EXERCISE MATERIALS>
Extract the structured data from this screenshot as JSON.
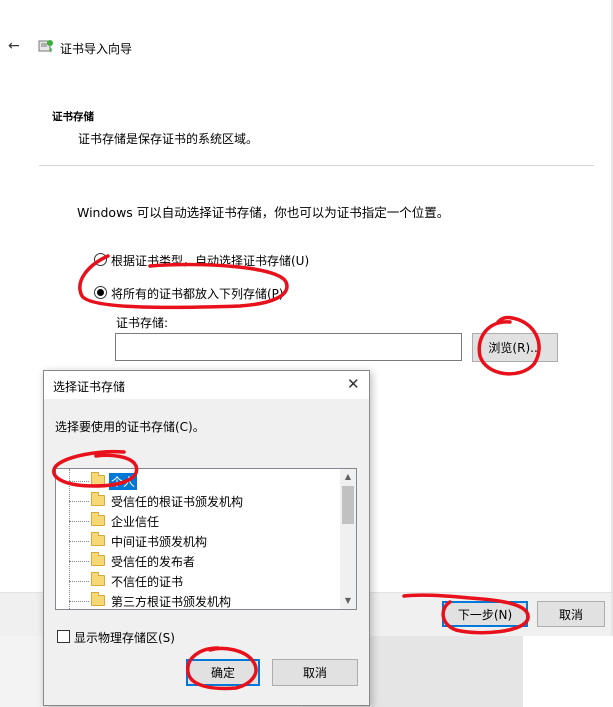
{
  "wizard": {
    "title": "证书导入向导",
    "section_title": "证书存储",
    "section_desc": "证书存储是保存证书的系统区域。",
    "intro": "Windows 可以自动选择证书存储，你也可以为证书指定一个位置。",
    "radio_auto": "根据证书类型，自动选择证书存储(U)",
    "radio_manual": "将所有的证书都放入下列存储(P)",
    "store_label": "证书存储:",
    "store_value": "",
    "browse": "浏览(R)...",
    "next": "下一步(N)",
    "cancel": "取消"
  },
  "dialog": {
    "title": "选择证书存储",
    "prompt": "选择要使用的证书存储(C)。",
    "stores": [
      "个人",
      "受信任的根证书颁发机构",
      "企业信任",
      "中间证书颁发机构",
      "受信任的发布者",
      "不信任的证书",
      "第三方根证书颁发机构"
    ],
    "selected_store": "个人",
    "show_physical": "显示物理存储区(S)",
    "ok": "确定",
    "cancel": "取消"
  },
  "colors": {
    "accent": "#0078d7",
    "annotation": "#e8101a",
    "folder": "#f8d775"
  },
  "icons": {
    "back": "back-arrow-icon",
    "wizard": "certificate-icon",
    "close": "close-icon",
    "folder": "folder-icon"
  }
}
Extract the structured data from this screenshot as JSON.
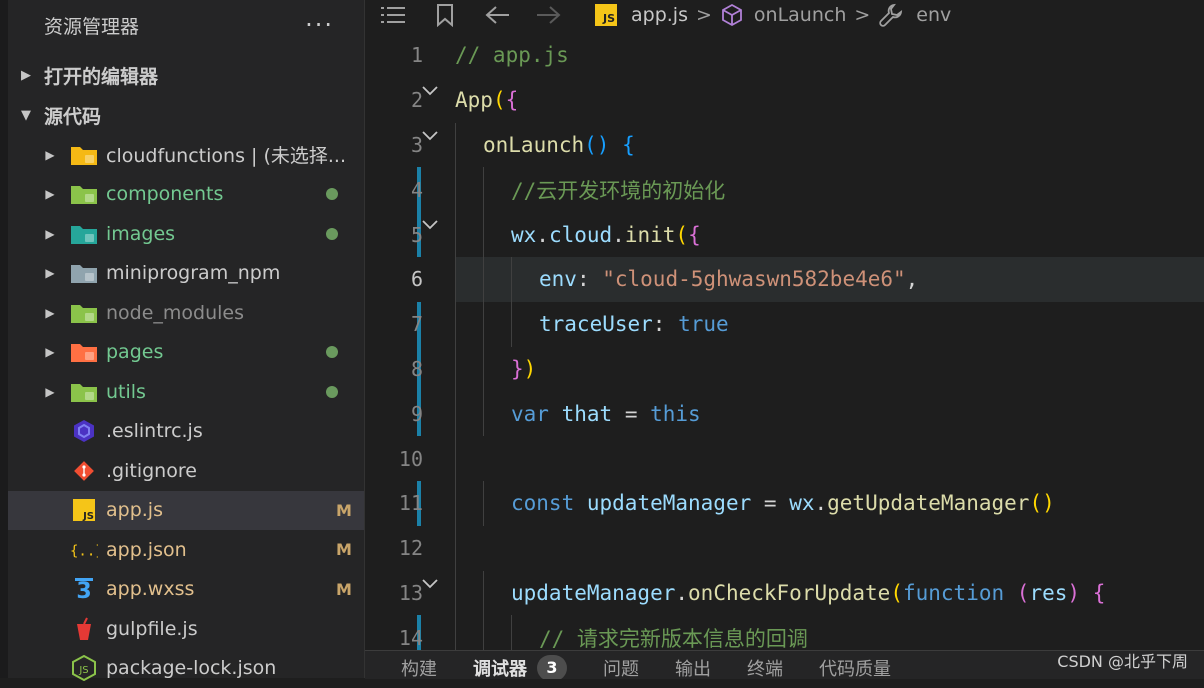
{
  "sidebar": {
    "title": "资源管理器",
    "more": "···",
    "open_editors": "打开的编辑器",
    "source_root": "源代码",
    "items": [
      {
        "name": "cloudfunctions | (未选择...",
        "color": "w",
        "kind": "folder",
        "folder_color": "#f5b915",
        "badge": ""
      },
      {
        "name": "components",
        "color": "g",
        "kind": "folder",
        "folder_color": "#8bc34a",
        "badge": "dot"
      },
      {
        "name": "images",
        "color": "g",
        "kind": "folder",
        "folder_color": "#26a69a",
        "badge": "dot"
      },
      {
        "name": "miniprogram_npm",
        "color": "w",
        "kind": "folder",
        "folder_color": "#90a4ae",
        "badge": ""
      },
      {
        "name": "node_modules",
        "color": "dim",
        "kind": "folder",
        "folder_color": "#8bc34a",
        "badge": ""
      },
      {
        "name": "pages",
        "color": "g",
        "kind": "folder",
        "folder_color": "#ff7043",
        "badge": "dot"
      },
      {
        "name": "utils",
        "color": "g",
        "kind": "folder",
        "folder_color": "#8bc34a",
        "badge": "dot"
      },
      {
        "name": ".eslintrc.js",
        "color": "w",
        "kind": "eslint",
        "badge": ""
      },
      {
        "name": ".gitignore",
        "color": "w",
        "kind": "git",
        "badge": ""
      },
      {
        "name": "app.js",
        "color": "y",
        "kind": "js",
        "badge": "M",
        "selected": true
      },
      {
        "name": "app.json",
        "color": "y",
        "kind": "json",
        "badge": "M"
      },
      {
        "name": "app.wxss",
        "color": "y",
        "kind": "css",
        "badge": "M"
      },
      {
        "name": "gulpfile.js",
        "color": "w",
        "kind": "gulp",
        "badge": ""
      },
      {
        "name": "package-lock.json",
        "color": "w",
        "kind": "node",
        "badge": ""
      }
    ]
  },
  "breadcrumb": {
    "file_icon_text": "JS",
    "file": "app.js",
    "method": "onLaunch",
    "prop": "env",
    "sep": ">"
  },
  "code": {
    "lines": [
      {
        "n": "1",
        "fold": "",
        "bar": false,
        "indent": 0,
        "t": [
          [
            "k-com",
            "// app.js"
          ]
        ]
      },
      {
        "n": "2",
        "fold": "v",
        "bar": false,
        "indent": 0,
        "t": [
          [
            "k-fn",
            "App"
          ],
          [
            "k-br",
            "("
          ],
          [
            "k-br2",
            "{"
          ]
        ]
      },
      {
        "n": "3",
        "fold": "v",
        "bar": false,
        "indent": 1,
        "t": [
          [
            "k-fn",
            "onLaunch"
          ],
          [
            "k-br3",
            "()"
          ],
          [
            "",
            "",
            " "
          ],
          [
            "k-br3",
            "{"
          ]
        ]
      },
      {
        "n": "4",
        "fold": "",
        "bar": true,
        "indent": 2,
        "t": [
          [
            "k-com",
            "//云开发环境的初始化"
          ]
        ]
      },
      {
        "n": "5",
        "fold": "v",
        "bar": true,
        "indent": 2,
        "t": [
          [
            "k-var",
            "wx"
          ],
          [
            "",
            "."
          ],
          [
            "k-var",
            "cloud"
          ],
          [
            "",
            "."
          ],
          [
            "k-fn",
            "init"
          ],
          [
            "k-br",
            "("
          ],
          [
            "k-br2",
            "{"
          ]
        ]
      },
      {
        "n": "6",
        "fold": "",
        "bar": false,
        "indent": 3,
        "cur": true,
        "t": [
          [
            "k-var",
            "env"
          ],
          [
            "",
            ": "
          ],
          [
            "k-str",
            "\"cloud-5ghwaswn582be4e6\""
          ],
          [
            "",
            ","
          ]
        ]
      },
      {
        "n": "7",
        "fold": "",
        "bar": true,
        "indent": 3,
        "t": [
          [
            "k-var",
            "traceUser"
          ],
          [
            "",
            ": "
          ],
          [
            "k-kw",
            "true"
          ]
        ]
      },
      {
        "n": "8",
        "fold": "",
        "bar": true,
        "indent": 2,
        "t": [
          [
            "k-br2",
            "}"
          ],
          [
            "k-br",
            ")"
          ]
        ]
      },
      {
        "n": "9",
        "fold": "",
        "bar": true,
        "indent": 2,
        "t": [
          [
            "k-kw",
            "var"
          ],
          [
            "",
            " "
          ],
          [
            "k-var",
            "that"
          ],
          [
            "",
            " = "
          ],
          [
            "k-kw",
            "this"
          ]
        ]
      },
      {
        "n": "10",
        "fold": "",
        "bar": false,
        "indent": 2,
        "t": []
      },
      {
        "n": "11",
        "fold": "",
        "bar": true,
        "indent": 2,
        "t": [
          [
            "k-kw",
            "const"
          ],
          [
            "",
            " "
          ],
          [
            "k-var",
            "updateManager"
          ],
          [
            "",
            " = "
          ],
          [
            "k-var",
            "wx"
          ],
          [
            "",
            "."
          ],
          [
            "k-fn",
            "getUpdateManager"
          ],
          [
            "k-br",
            "()"
          ]
        ]
      },
      {
        "n": "12",
        "fold": "",
        "bar": false,
        "indent": 2,
        "t": []
      },
      {
        "n": "13",
        "fold": "v",
        "bar": false,
        "indent": 2,
        "t": [
          [
            "k-var",
            "updateManager"
          ],
          [
            "",
            "."
          ],
          [
            "k-fn",
            "onCheckForUpdate"
          ],
          [
            "k-br",
            "("
          ],
          [
            "k-kw",
            "function"
          ],
          [
            "",
            " "
          ],
          [
            "k-br2",
            "("
          ],
          [
            "k-var",
            "res"
          ],
          [
            "k-br2",
            ")"
          ],
          [
            "",
            " "
          ],
          [
            "k-br2",
            "{"
          ]
        ]
      },
      {
        "n": "14",
        "fold": "",
        "bar": true,
        "indent": 3,
        "t": [
          [
            "k-com",
            "// 请求完新版本信息的回调"
          ]
        ]
      }
    ]
  },
  "panel": {
    "tabs": [
      {
        "label": "构建",
        "active": false
      },
      {
        "label": "调试器",
        "active": true,
        "count": "3"
      },
      {
        "label": "问题",
        "active": false
      },
      {
        "label": "输出",
        "active": false
      },
      {
        "label": "终端",
        "active": false
      },
      {
        "label": "代码质量",
        "active": false
      }
    ]
  },
  "watermark": "CSDN @北乎下周"
}
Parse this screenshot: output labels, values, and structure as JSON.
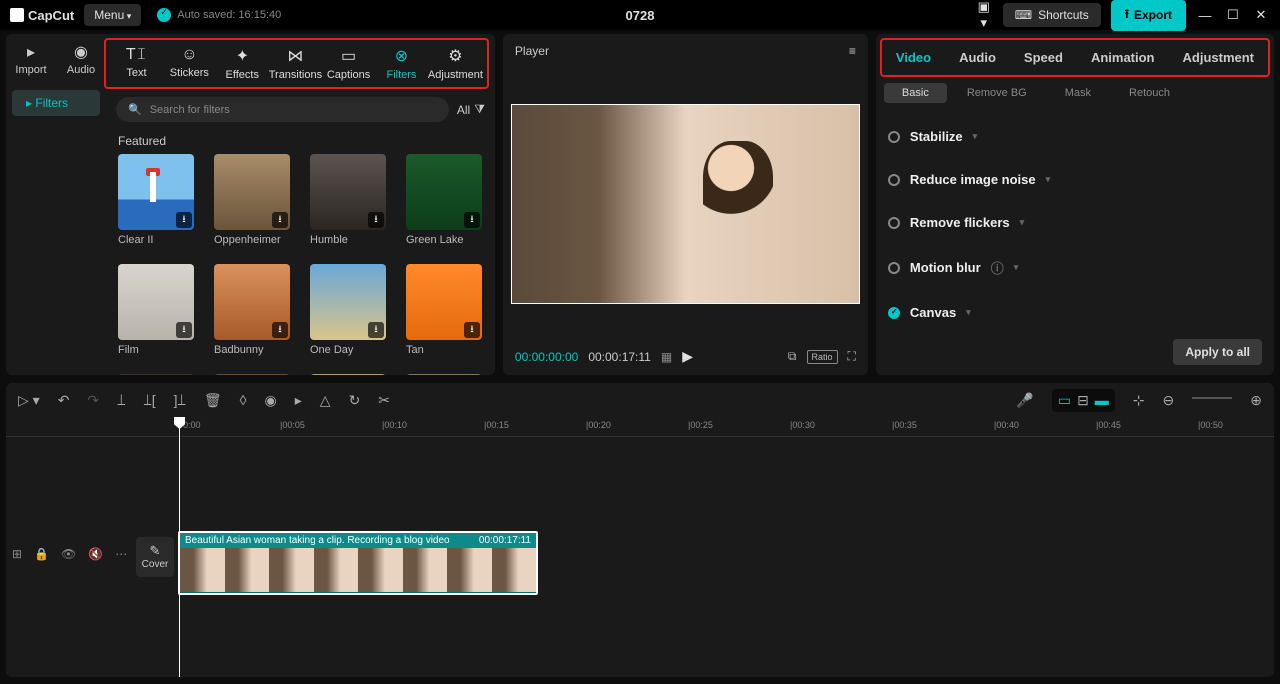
{
  "app": {
    "name": "CapCut",
    "menu_label": "Menu",
    "autosave": "Auto saved: 16:15:40",
    "project_title": "0728"
  },
  "topbar": {
    "shortcuts": "Shortcuts",
    "export": "Export"
  },
  "media_tabs": {
    "import": "Import",
    "audio": "Audio"
  },
  "tool_tabs": [
    "Text",
    "Stickers",
    "Effects",
    "Transitions",
    "Captions",
    "Filters",
    "Adjustment"
  ],
  "tool_tabs_active": "Filters",
  "sidebar": {
    "active": "Filters"
  },
  "search": {
    "placeholder": "Search for filters",
    "all_label": "All"
  },
  "featured_label": "Featured",
  "filters": [
    {
      "name": "Clear II",
      "cls": "t-clear"
    },
    {
      "name": "Oppenheimer",
      "cls": "t-opp"
    },
    {
      "name": "Humble",
      "cls": "t-humble"
    },
    {
      "name": "Green Lake",
      "cls": "t-green"
    },
    {
      "name": "Film",
      "cls": "t-film"
    },
    {
      "name": "Badbunny",
      "cls": "t-bad"
    },
    {
      "name": "One Day",
      "cls": "t-one"
    },
    {
      "name": "Tan",
      "cls": "t-tan"
    }
  ],
  "player": {
    "label": "Player",
    "current": "00:00:00:00",
    "duration": "00:00:17:11",
    "ratio": "Ratio"
  },
  "inspector": {
    "tabs": [
      "Video",
      "Audio",
      "Speed",
      "Animation",
      "Adjustment"
    ],
    "active": "Video",
    "subtabs": [
      "Basic",
      "Remove BG",
      "Mask",
      "Retouch"
    ],
    "sub_active": "Basic",
    "rows": [
      {
        "label": "Stabilize",
        "on": false
      },
      {
        "label": "Reduce image noise",
        "on": false
      },
      {
        "label": "Remove flickers",
        "on": false
      },
      {
        "label": "Motion blur",
        "on": false,
        "info": true
      },
      {
        "label": "Canvas",
        "on": true
      }
    ],
    "apply": "Apply to all"
  },
  "timeline": {
    "marks": [
      "00:00",
      "|00:05",
      "|00:10",
      "|00:15",
      "|00:20",
      "|00:25",
      "|00:30",
      "|00:35",
      "|00:40",
      "|00:45",
      "|00:50"
    ],
    "cover": "Cover",
    "clip": {
      "title": "Beautiful Asian woman taking a clip. Recording a blog video",
      "dur": "00:00:17:11"
    }
  }
}
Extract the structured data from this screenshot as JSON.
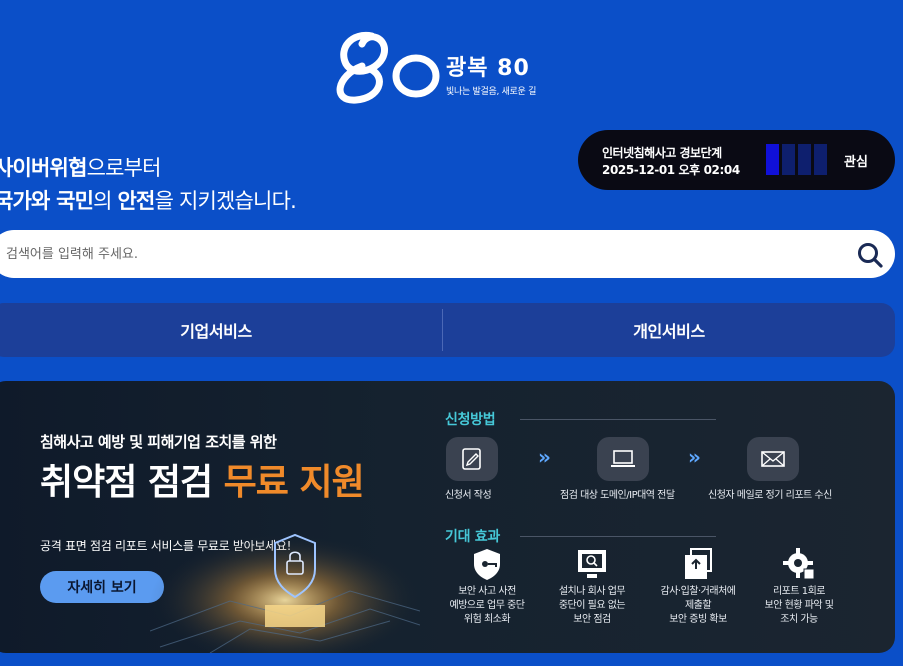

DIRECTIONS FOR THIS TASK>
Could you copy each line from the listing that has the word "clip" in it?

EXERCISE ANSWER>
    "clip": {
      "title": "Beautiful Asian woman taking a clip. Recording a blog video",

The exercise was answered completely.